Which is not to say we don’t also need to look inward. That is where we will find our core strengths, our distinctive traditions, and our educational values. Strategic planning requires a complex double movement — looking in and looking out, looking back to our founding purpose and forward to our future.

Fourth of July

Balloon Festival in Lexington

A Day in Lynchburg

Last week, Rick and I made time to spend a day visiting historical sites in Lynchburg — things we’ve been planning to get to for a year now! We decided it was time to dig a little deeper into the history of the area.

I think most people in the area are familiar with the Old City Cemetery. Here’s a picture of the Confederate section, along with the old retaining wall. The Old City Cemetery is really an outdoor museum of Lynchburg history. A tour through it is an opportunity to learn about prominent citizens, important eras in the city’s history, and to enjoy spectacular views and a lovely collection of antique roses. Rick was especially taken with an exhibit illustrating a 19th century “pest house.” The schoolchildren right behind us agreed it was “gross.”

Later that afternoon, we visited the Anne Spencer House and Garden. Here I was able to feel a (perhaps illusory) sense of discovery: lots of people had told me about the Old City Cemetery, but at the Anne Spencer House I felt I was discovering a hidden gem. I’m ashamed to admit that until my visit, I was unaware of the work of Anne Spencer, a noted poet associated with the Harlem Renaissance. Her granddaughter, Shaun Spencer Hester, graciously spent the afternoon with us and gave us rich perspective on her grandmother’s life. The rooms we stood in had once welcomed guests “from George Washington Carver to Martin Luther King, Jr.; from Mary McLeod Bethune to W. E. B. DuBois; from Adam Clayton Powell to Thurgood Marshall.” And I was standing where they had all stood! Behind the house is Anne Spencer’s garden, lovingly restored and believed to be the only restored garden designed by an African American in the country.

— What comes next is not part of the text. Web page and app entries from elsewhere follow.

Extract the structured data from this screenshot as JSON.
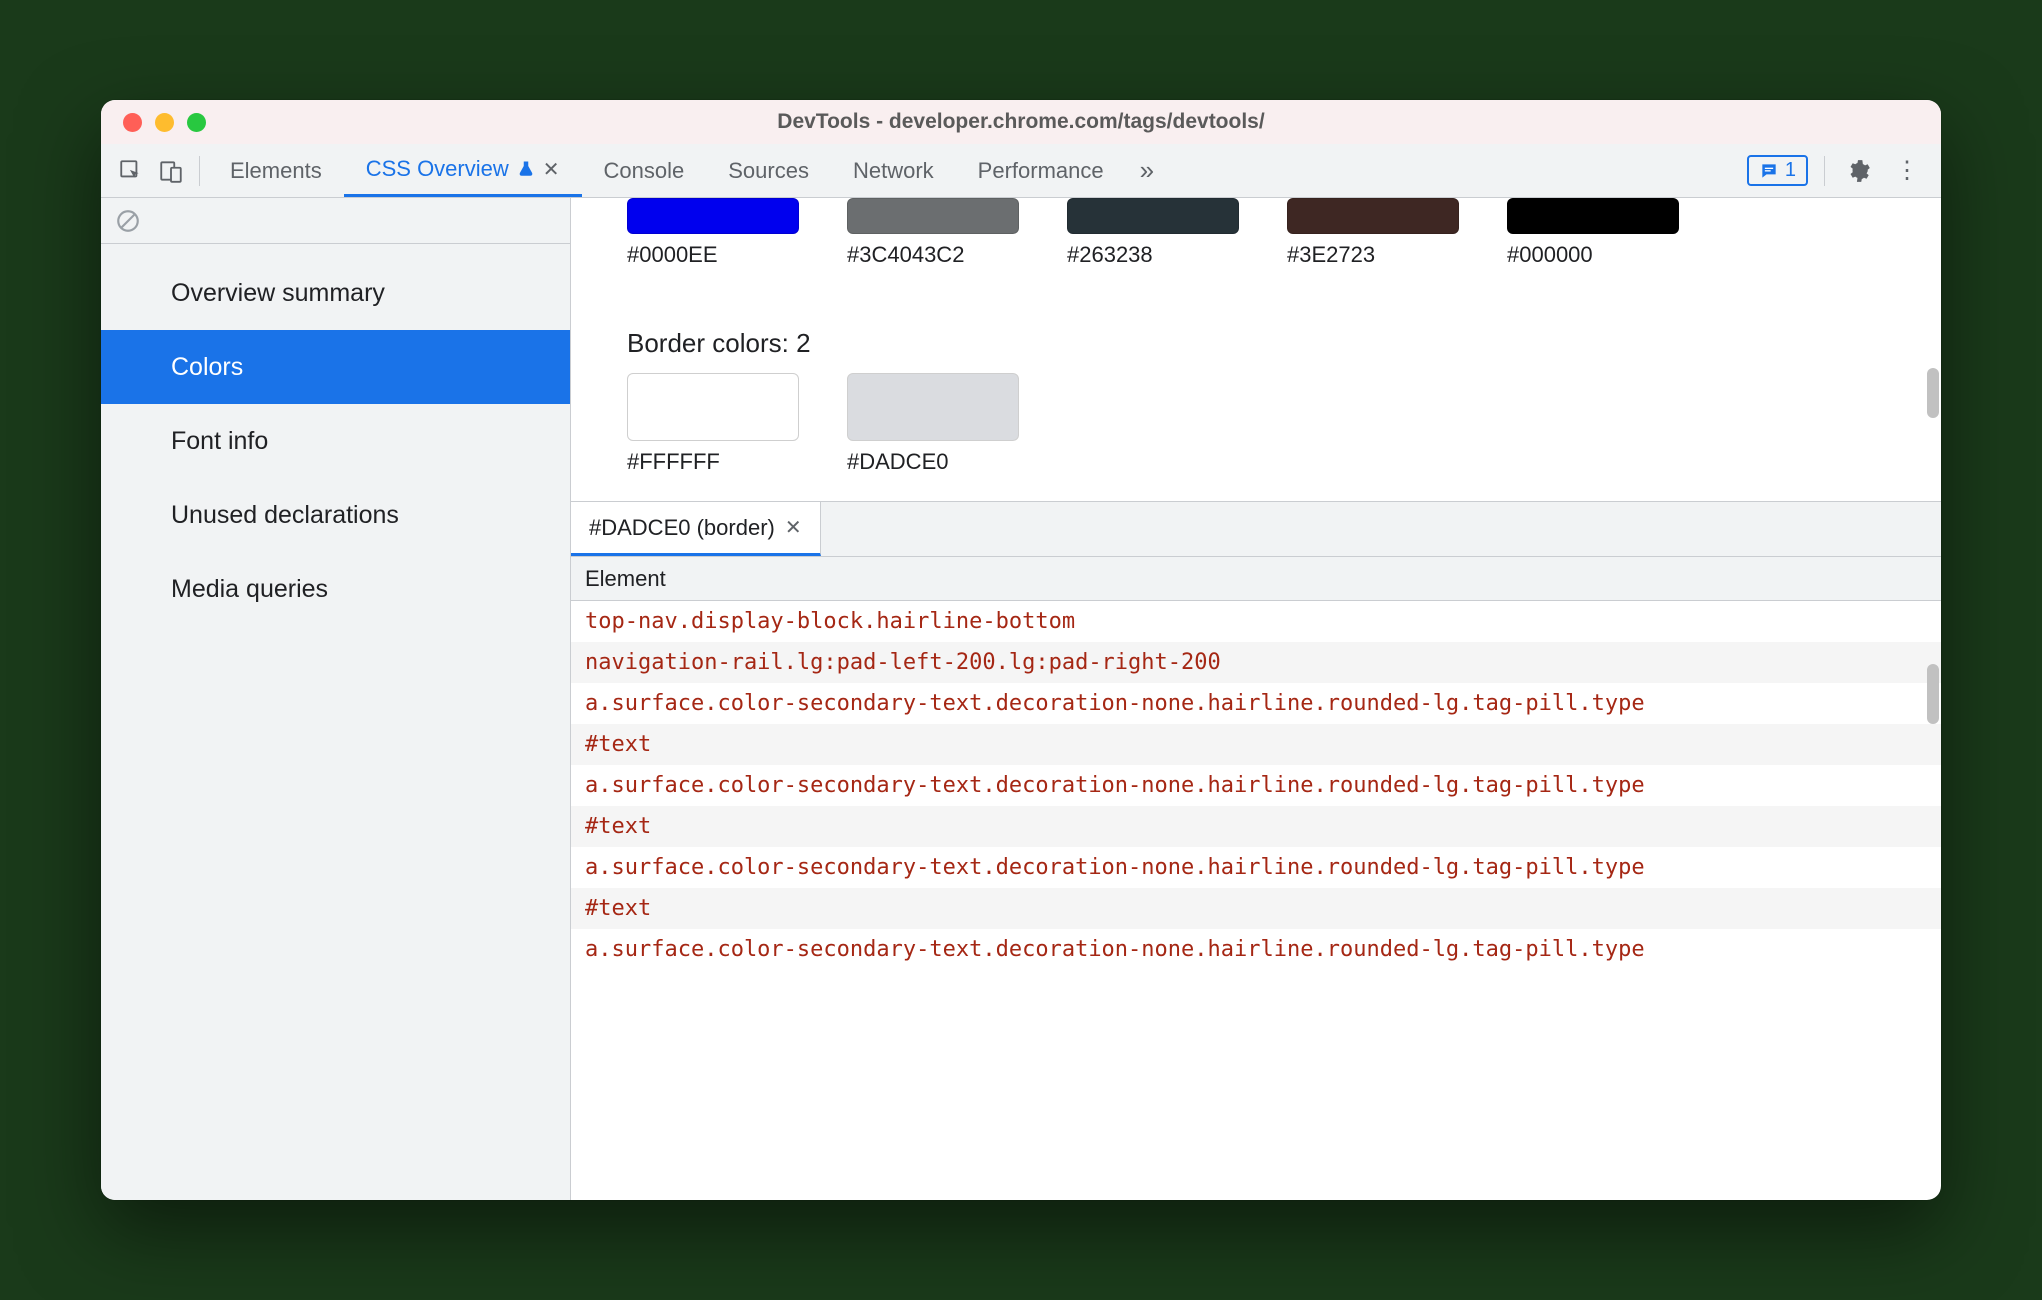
{
  "window": {
    "title": "DevTools - developer.chrome.com/tags/devtools/"
  },
  "tabs": {
    "elements": "Elements",
    "css_overview": "CSS Overview",
    "console": "Console",
    "sources": "Sources",
    "network": "Network",
    "performance": "Performance"
  },
  "msg_count": "1",
  "sidebar": {
    "items": [
      {
        "label": "Overview summary"
      },
      {
        "label": "Colors"
      },
      {
        "label": "Font info"
      },
      {
        "label": "Unused declarations"
      },
      {
        "label": "Media queries"
      }
    ]
  },
  "swatches_top": [
    {
      "hex": "#0000EE",
      "label": "#0000EE"
    },
    {
      "hex": "#3C4043C2",
      "label": "#3C4043C2",
      "css": "rgba(60,64,67,0.76)"
    },
    {
      "hex": "#263238",
      "label": "#263238"
    },
    {
      "hex": "#3E2723",
      "label": "#3E2723"
    },
    {
      "hex": "#000000",
      "label": "#000000"
    }
  ],
  "border_section": {
    "title": "Border colors: 2",
    "swatches": [
      {
        "hex": "#FFFFFF",
        "label": "#FFFFFF"
      },
      {
        "hex": "#DADCE0",
        "label": "#DADCE0"
      }
    ]
  },
  "detail": {
    "tab_label": "#DADCE0 (border)",
    "column_header": "Element",
    "rows": [
      "top-nav.display-block.hairline-bottom",
      "navigation-rail.lg:pad-left-200.lg:pad-right-200",
      "a.surface.color-secondary-text.decoration-none.hairline.rounded-lg.tag-pill.type",
      "#text",
      "a.surface.color-secondary-text.decoration-none.hairline.rounded-lg.tag-pill.type",
      "#text",
      "a.surface.color-secondary-text.decoration-none.hairline.rounded-lg.tag-pill.type",
      "#text",
      "a.surface.color-secondary-text.decoration-none.hairline.rounded-lg.tag-pill.type"
    ]
  }
}
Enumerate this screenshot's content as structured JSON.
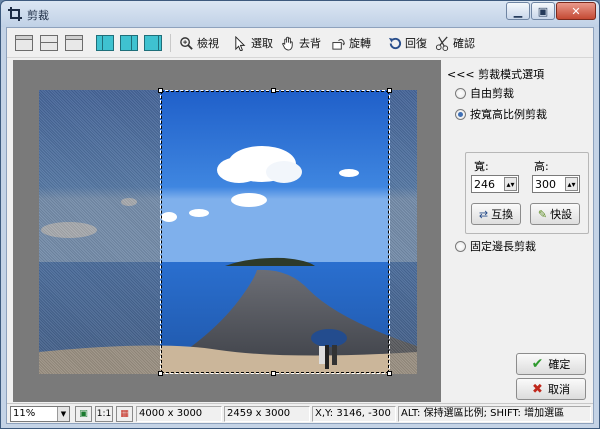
{
  "window": {
    "title": "剪裁",
    "minimize_icon": "minimize-icon",
    "maximize_icon": "maximize-icon",
    "close_icon": "close-icon"
  },
  "toolbar": {
    "layout_buttons": [
      "layout-1-icon",
      "layout-2-icon",
      "layout-3-icon",
      "layout-4-icon",
      "layout-5-icon",
      "layout-6-icon"
    ],
    "view": "檢視",
    "select": "選取",
    "remove_bg": "去背",
    "rotate": "旋轉",
    "restore": "回復",
    "confirm": "確認"
  },
  "panel": {
    "title": "<<< 剪裁模式選項",
    "mode_free": "自由剪裁",
    "mode_ratio": "按寬高比例剪裁",
    "mode_fixed": "固定邊長剪裁",
    "selected_mode": "mode_ratio",
    "width_label": "寬:",
    "height_label": "高:",
    "width_value": "246",
    "height_value": "300",
    "swap": "互換",
    "quick": "快設"
  },
  "actions": {
    "ok": "確定",
    "cancel": "取消"
  },
  "status": {
    "zoom": "11%",
    "one_to_one": "1:1",
    "image_size": "4000 x 3000",
    "crop_size": "2459 x 3000",
    "coords": "X,Y: 3146, -300",
    "hint": "ALT: 保持選區比例; SHIFT: 增加選區"
  },
  "colors": {
    "accent": "#3fc2d0",
    "ok_check": "#2e9a2e",
    "cancel_x": "#c0281c"
  }
}
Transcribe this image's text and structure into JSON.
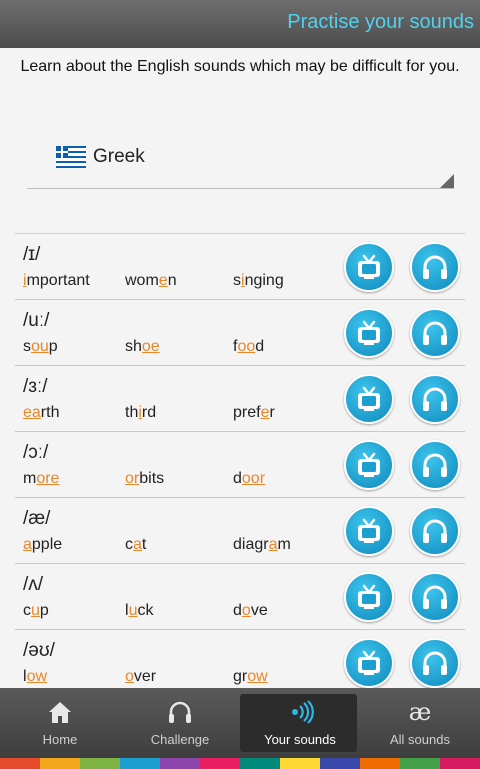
{
  "header": {
    "title": "Practise your sounds"
  },
  "intro": "Learn about the English sounds which may be difficult for you.",
  "language": {
    "name": "Greek",
    "flag_icon": "greece-flag-icon"
  },
  "sounds": [
    {
      "symbol": "/ɪ/",
      "words": [
        {
          "pre": "",
          "hl": "i",
          "post": "mportant"
        },
        {
          "pre": "wom",
          "hl": "e",
          "post": "n"
        },
        {
          "pre": "s",
          "hl": "i",
          "post": "nging"
        }
      ]
    },
    {
      "symbol": "/uː/",
      "words": [
        {
          "pre": "s",
          "hl": "ou",
          "post": "p"
        },
        {
          "pre": "sh",
          "hl": "oe",
          "post": ""
        },
        {
          "pre": "f",
          "hl": "oo",
          "post": "d"
        }
      ]
    },
    {
      "symbol": "/ɜː/",
      "words": [
        {
          "pre": "",
          "hl": "ea",
          "post": "rth"
        },
        {
          "pre": "th",
          "hl": "i",
          "post": "rd"
        },
        {
          "pre": "pref",
          "hl": "e",
          "post": "r"
        }
      ]
    },
    {
      "symbol": "/ɔː/",
      "words": [
        {
          "pre": "m",
          "hl": "ore",
          "post": ""
        },
        {
          "pre": "",
          "hl": "or",
          "post": "bits"
        },
        {
          "pre": "d",
          "hl": "oor",
          "post": ""
        }
      ]
    },
    {
      "symbol": "/æ/",
      "words": [
        {
          "pre": "",
          "hl": "a",
          "post": "pple"
        },
        {
          "pre": "c",
          "hl": "a",
          "post": "t"
        },
        {
          "pre": "diagr",
          "hl": "a",
          "post": "m"
        }
      ]
    },
    {
      "symbol": "/ʌ/",
      "words": [
        {
          "pre": "c",
          "hl": "u",
          "post": "p"
        },
        {
          "pre": "l",
          "hl": "u",
          "post": "ck"
        },
        {
          "pre": "d",
          "hl": "o",
          "post": "ve"
        }
      ]
    },
    {
      "symbol": "/əʊ/",
      "words": [
        {
          "pre": "l",
          "hl": "ow",
          "post": ""
        },
        {
          "pre": "",
          "hl": "o",
          "post": "ver"
        },
        {
          "pre": "gr",
          "hl": "ow",
          "post": ""
        }
      ]
    }
  ],
  "row_buttons": {
    "video_icon": "tv-icon",
    "audio_icon": "headphones-icon"
  },
  "tabs": [
    {
      "label": "Home",
      "icon": "home-icon",
      "active": false
    },
    {
      "label": "Challenge",
      "icon": "headphones-icon",
      "active": false
    },
    {
      "label": "Your sounds",
      "icon": "sound-waves-icon",
      "active": true
    },
    {
      "label": "All sounds",
      "icon": "ae-icon",
      "active": false
    }
  ],
  "colors": {
    "accent": "#4fd1ef",
    "highlight": "#e8872b",
    "button": "#1a9fd0",
    "strip": [
      "#e44b2a",
      "#f2a71b",
      "#7cb342",
      "#1a9fd0",
      "#8e44ad",
      "#e91e63",
      "#00897b",
      "#fdd835",
      "#3949ab",
      "#ef6c00",
      "#43a047",
      "#d81b60"
    ]
  }
}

Lynchburg, with all its riches of history, is less than 30 minutes away from campus. Rick and I find ourselves there for one reason or other at least once a week. But it was wonderful to take a day and play tourist and get to know the city’s history just a little bit better.

Jane White (garden restorer) and Shaun Spencer Hester (gracious tour guide)

Endstation Theatre Company, In The House

This afternoon I gave an ice cream social at Sweet Briar House for members of the Endstation Theatre Company, which is in the middle of its annual residency on campus. Here they are, taking a quick break from their rehearsal schedule. (Right now, it’s Alice in Wonderland in Babcock, but Hamlet at the Dairy Barn is just around the corner!) 

It would be hard for me to overstate how proud we are to have Endstation on campus. Take a look at this wonderful feature piece from today’s Washington Post. Endstation is doing innovative live theater, theater that is not just in a place but of that place . . . showing us a Confederate Hamlet, working out his fate outside a Virginia barn, in the shadow of the Blue Ridge.

Colleges and universities should be places where the arts are alive. I mean something very specific by that: colleges should be places where art is created, adapted, changed, developed, and made new every day — not places where art is treated too reverentially or metaphorically trapped in amber. A company like Endstation brings living art to Sweet Briar and to the Amherst and Lynchburg communities, creating opportunities for all of us to explore. Students get to work with them and explore new dimensions of what it means to “do” theater. Meanwhile, old theatergoers like me get to explore what Hamlet means for audiences at this moment in time, in this specific place. If you’re going to be near campus during the rest of the season, do consider catching a performance. The schedule is here.

Company Members Enjoying the Garden